_Work required_
Word for word, retype each record shown below.

Component data from apps and pages:
++++++++++

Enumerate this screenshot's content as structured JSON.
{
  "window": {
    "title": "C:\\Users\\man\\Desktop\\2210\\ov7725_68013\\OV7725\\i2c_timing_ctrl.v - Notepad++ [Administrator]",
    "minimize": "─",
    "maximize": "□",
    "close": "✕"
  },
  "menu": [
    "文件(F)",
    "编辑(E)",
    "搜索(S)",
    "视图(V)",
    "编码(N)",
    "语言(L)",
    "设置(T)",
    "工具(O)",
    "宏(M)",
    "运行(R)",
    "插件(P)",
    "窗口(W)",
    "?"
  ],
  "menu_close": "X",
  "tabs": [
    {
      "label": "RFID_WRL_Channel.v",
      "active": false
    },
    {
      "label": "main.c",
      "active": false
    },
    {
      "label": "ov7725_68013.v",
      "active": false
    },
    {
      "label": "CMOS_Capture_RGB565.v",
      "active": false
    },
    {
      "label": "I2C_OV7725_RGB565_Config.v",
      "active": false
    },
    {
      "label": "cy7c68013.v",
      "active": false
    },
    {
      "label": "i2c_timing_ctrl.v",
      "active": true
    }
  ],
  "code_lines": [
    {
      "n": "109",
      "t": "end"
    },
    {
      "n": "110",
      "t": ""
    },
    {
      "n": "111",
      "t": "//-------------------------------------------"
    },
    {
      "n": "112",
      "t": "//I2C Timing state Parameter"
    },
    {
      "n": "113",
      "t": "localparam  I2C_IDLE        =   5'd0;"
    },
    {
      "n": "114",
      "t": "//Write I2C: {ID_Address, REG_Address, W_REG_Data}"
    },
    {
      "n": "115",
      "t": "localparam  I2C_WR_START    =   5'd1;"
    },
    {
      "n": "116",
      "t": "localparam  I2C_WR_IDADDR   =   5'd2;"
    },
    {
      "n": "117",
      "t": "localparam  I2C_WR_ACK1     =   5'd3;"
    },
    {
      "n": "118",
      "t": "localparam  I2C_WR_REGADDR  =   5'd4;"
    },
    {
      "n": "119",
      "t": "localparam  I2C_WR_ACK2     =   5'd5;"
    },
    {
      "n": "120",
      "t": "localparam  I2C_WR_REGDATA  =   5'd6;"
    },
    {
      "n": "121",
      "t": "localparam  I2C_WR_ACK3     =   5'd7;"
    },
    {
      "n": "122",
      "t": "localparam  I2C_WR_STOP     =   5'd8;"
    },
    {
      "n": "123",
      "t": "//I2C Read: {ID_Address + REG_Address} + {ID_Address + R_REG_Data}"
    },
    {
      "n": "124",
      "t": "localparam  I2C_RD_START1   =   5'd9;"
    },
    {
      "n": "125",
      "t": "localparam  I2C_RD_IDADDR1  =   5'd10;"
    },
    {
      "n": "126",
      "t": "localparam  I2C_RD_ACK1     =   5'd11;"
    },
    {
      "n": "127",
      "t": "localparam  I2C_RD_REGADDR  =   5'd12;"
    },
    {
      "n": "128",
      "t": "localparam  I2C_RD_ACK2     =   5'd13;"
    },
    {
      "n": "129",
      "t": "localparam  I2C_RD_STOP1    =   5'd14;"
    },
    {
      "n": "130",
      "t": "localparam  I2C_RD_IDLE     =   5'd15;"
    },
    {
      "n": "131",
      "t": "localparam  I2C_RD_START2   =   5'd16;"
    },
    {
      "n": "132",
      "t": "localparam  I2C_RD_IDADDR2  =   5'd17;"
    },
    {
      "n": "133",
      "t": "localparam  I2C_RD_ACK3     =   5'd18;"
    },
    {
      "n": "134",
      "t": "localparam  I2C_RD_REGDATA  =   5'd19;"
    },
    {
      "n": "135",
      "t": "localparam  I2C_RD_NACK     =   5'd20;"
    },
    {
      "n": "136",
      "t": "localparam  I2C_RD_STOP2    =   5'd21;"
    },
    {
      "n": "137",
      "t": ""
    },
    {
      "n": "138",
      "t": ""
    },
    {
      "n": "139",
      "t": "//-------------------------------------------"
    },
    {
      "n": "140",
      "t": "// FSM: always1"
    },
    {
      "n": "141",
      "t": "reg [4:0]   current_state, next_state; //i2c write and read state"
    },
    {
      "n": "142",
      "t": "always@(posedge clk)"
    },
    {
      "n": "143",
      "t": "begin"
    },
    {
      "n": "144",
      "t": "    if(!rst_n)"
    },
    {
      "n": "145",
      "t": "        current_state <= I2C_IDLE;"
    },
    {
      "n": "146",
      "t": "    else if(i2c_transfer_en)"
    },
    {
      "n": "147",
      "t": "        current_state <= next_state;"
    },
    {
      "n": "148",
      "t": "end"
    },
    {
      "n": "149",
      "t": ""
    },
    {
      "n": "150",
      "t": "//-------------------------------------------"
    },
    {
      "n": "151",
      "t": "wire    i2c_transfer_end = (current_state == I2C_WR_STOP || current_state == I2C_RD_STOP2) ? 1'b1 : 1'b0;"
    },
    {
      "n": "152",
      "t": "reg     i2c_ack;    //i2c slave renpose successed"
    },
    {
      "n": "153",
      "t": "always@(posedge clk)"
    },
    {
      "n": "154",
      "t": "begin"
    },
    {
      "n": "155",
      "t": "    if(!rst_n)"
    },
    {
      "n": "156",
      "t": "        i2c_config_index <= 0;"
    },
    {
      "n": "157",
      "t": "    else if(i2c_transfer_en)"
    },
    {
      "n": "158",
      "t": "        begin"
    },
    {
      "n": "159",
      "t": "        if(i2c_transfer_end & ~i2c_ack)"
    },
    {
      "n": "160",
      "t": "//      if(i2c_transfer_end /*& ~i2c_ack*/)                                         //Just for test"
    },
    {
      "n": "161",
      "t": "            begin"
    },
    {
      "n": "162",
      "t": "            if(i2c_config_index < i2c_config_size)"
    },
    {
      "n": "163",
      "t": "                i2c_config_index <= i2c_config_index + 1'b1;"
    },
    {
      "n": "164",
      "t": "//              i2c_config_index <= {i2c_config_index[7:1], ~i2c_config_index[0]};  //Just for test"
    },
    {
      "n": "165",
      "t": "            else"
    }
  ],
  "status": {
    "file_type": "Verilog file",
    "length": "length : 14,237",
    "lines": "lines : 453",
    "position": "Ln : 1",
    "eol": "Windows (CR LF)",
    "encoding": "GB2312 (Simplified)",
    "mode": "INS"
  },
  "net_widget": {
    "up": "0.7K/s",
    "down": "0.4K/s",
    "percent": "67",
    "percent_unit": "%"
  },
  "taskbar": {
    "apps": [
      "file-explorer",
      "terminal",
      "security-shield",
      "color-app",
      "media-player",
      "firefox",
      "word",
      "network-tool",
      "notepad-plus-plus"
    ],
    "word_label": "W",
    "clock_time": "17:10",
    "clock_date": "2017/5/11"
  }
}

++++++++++

_Reply_
Enumerate this screenshot's content as structured JSON.
{
  "window": {
    "title": "C:\\Users\\man\\Desktop\\2210\\ov7725_68013\\OV7725\\i2c_timing_ctrl.v - Notepad++ [Administrator]",
    "minimize": "─",
    "maximize": "□",
    "close": "✕"
  },
  "menu": [
    "文件(F)",
    "编辑(E)",
    "搜索(S)",
    "视图(V)",
    "编码(N)",
    "语言(L)",
    "设置(T)",
    "工具(O)",
    "宏(M)",
    "运行(R)",
    "插件(P)",
    "窗口(W)",
    "?"
  ],
  "menu_close": "X",
  "tabs": [
    {
      "label": "RFID_WRL_Channel.v",
      "active": false
    },
    {
      "label": "main.c",
      "active": false
    },
    {
      "label": "ov7725_68013.v",
      "active": false
    },
    {
      "label": "CMOS_Capture_RGB565.v",
      "active": false
    },
    {
      "label": "I2C_OV7725_RGB565_Config.v",
      "active": false
    },
    {
      "label": "cy7c68013.v",
      "active": false
    },
    {
      "label": "i2c_timing_ctrl.v",
      "active": true
    }
  ],
  "code_lines": [
    {
      "n": "109",
      "t": "end"
    },
    {
      "n": "110",
      "t": ""
    },
    {
      "n": "111",
      "t": "//-------------------------------------------"
    },
    {
      "n": "112",
      "t": "//I2C Timing state Parameter"
    },
    {
      "n": "113",
      "t": "localparam  I2C_IDLE        =   5'd0;"
    },
    {
      "n": "114",
      "t": "//Write I2C: {ID_Address, REG_Address, W_REG_Data}"
    },
    {
      "n": "115",
      "t": "localparam  I2C_WR_START    =   5'd1;"
    },
    {
      "n": "116",
      "t": "localparam  I2C_WR_IDADDR   =   5'd2;"
    },
    {
      "n": "117",
      "t": "localparam  I2C_WR_ACK1     =   5'd3;"
    },
    {
      "n": "118",
      "t": "localparam  I2C_WR_REGADDR  =   5'd4;"
    },
    {
      "n": "119",
      "t": "localparam  I2C_WR_ACK2     =   5'd5;"
    },
    {
      "n": "120",
      "t": "localparam  I2C_WR_REGDATA  =   5'd6;"
    },
    {
      "n": "121",
      "t": "localparam  I2C_WR_ACK3     =   5'd7;"
    },
    {
      "n": "122",
      "t": "localparam  I2C_WR_STOP     =   5'd8;"
    },
    {
      "n": "123",
      "t": "//I2C Read: {ID_Address + REG_Address} + {ID_Address + R_REG_Data}"
    },
    {
      "n": "124",
      "t": "localparam  I2C_RD_START1   =   5'd9;"
    },
    {
      "n": "125",
      "t": "localparam  I2C_RD_IDADDR1  =   5'd10;"
    },
    {
      "n": "126",
      "t": "localparam  I2C_RD_ACK1     =   5'd11;"
    },
    {
      "n": "127",
      "t": "localparam  I2C_RD_REGADDR  =   5'd12;"
    },
    {
      "n": "128",
      "t": "localparam  I2C_RD_ACK2     =   5'd13;"
    },
    {
      "n": "129",
      "t": "localparam  I2C_RD_STOP1    =   5'd14;"
    },
    {
      "n": "130",
      "t": "localparam  I2C_RD_IDLE     =   5'd15;"
    },
    {
      "n": "131",
      "t": "localparam  I2C_RD_START2   =   5'd16;"
    },
    {
      "n": "132",
      "t": "localparam  I2C_RD_IDADDR2  =   5'd17;"
    },
    {
      "n": "133",
      "t": "localparam  I2C_RD_ACK3     =   5'd18;"
    },
    {
      "n": "134",
      "t": "localparam  I2C_RD_REGDATA  =   5'd19;"
    },
    {
      "n": "135",
      "t": "localparam  I2C_RD_NACK     =   5'd20;"
    },
    {
      "n": "136",
      "t": "localparam  I2C_RD_STOP2    =   5'd21;"
    },
    {
      "n": "137",
      "t": ""
    },
    {
      "n": "138",
      "t": ""
    },
    {
      "n": "139",
      "t": "//-------------------------------------------"
    },
    {
      "n": "140",
      "t": "// FSM: always1"
    },
    {
      "n": "141",
      "t": "reg [4:0]   current_state, next_state; //i2c write and read state"
    },
    {
      "n": "142",
      "t": "always@(posedge clk)"
    },
    {
      "n": "143",
      "t": "begin"
    },
    {
      "n": "144",
      "t": "    if(!rst_n)"
    },
    {
      "n": "145",
      "t": "        current_state <= I2C_IDLE;"
    },
    {
      "n": "146",
      "t": "    else if(i2c_transfer_en)"
    },
    {
      "n": "147",
      "t": "        current_state <= next_state;"
    },
    {
      "n": "148",
      "t": "end"
    },
    {
      "n": "149",
      "t": ""
    },
    {
      "n": "150",
      "t": "//-------------------------------------------"
    },
    {
      "n": "151",
      "t": "wire    i2c_transfer_end = (current_state == I2C_WR_STOP || current_state == I2C_RD_STOP2) ? 1'b1 : 1'b0;"
    },
    {
      "n": "152",
      "t": "reg     i2c_ack;    //i2c slave renpose successed"
    },
    {
      "n": "153",
      "t": "always@(posedge clk)"
    },
    {
      "n": "154",
      "t": "begin"
    },
    {
      "n": "155",
      "t": "    if(!rst_n)"
    },
    {
      "n": "156",
      "t": "        i2c_config_index <= 0;"
    },
    {
      "n": "157",
      "t": "    else if(i2c_transfer_en)"
    },
    {
      "n": "158",
      "t": "        begin"
    },
    {
      "n": "159",
      "t": "        if(i2c_transfer_end & ~i2c_ack)"
    },
    {
      "n": "160",
      "t": "//      if(i2c_transfer_end /*& ~i2c_ack*/)                                         //Just for test"
    },
    {
      "n": "161",
      "t": "            begin"
    },
    {
      "n": "162",
      "t": "            if(i2c_config_index < i2c_config_size)"
    },
    {
      "n": "163",
      "t": "                i2c_config_index <= i2c_config_index + 1'b1;"
    },
    {
      "n": "164",
      "t": "//              i2c_config_index <= {i2c_config_index[7:1], ~i2c_config_index[0]};  //Just for test"
    },
    {
      "n": "165",
      "t": "            else"
    }
  ],
  "status": {
    "file_type": "Verilog file",
    "length": "length : 14,237",
    "lines": "lines : 453",
    "position": "Ln : 1",
    "eol": "Windows (CR LF)",
    "encoding": "GB2312 (Simplified)",
    "mode": "INS"
  },
  "net_widget": {
    "up": "0.7K/s",
    "down": "0.4K/s",
    "percent": "67",
    "percent_unit": "%"
  },
  "taskbar": {
    "apps": [
      "file-explorer",
      "terminal",
      "security-shield",
      "color-app",
      "media-player",
      "firefox",
      "word",
      "network-tool",
      "notepad-plus-plus"
    ],
    "word_label": "W",
    "clock_time": "17:10",
    "clock_date": "2017/5/11"
  }
}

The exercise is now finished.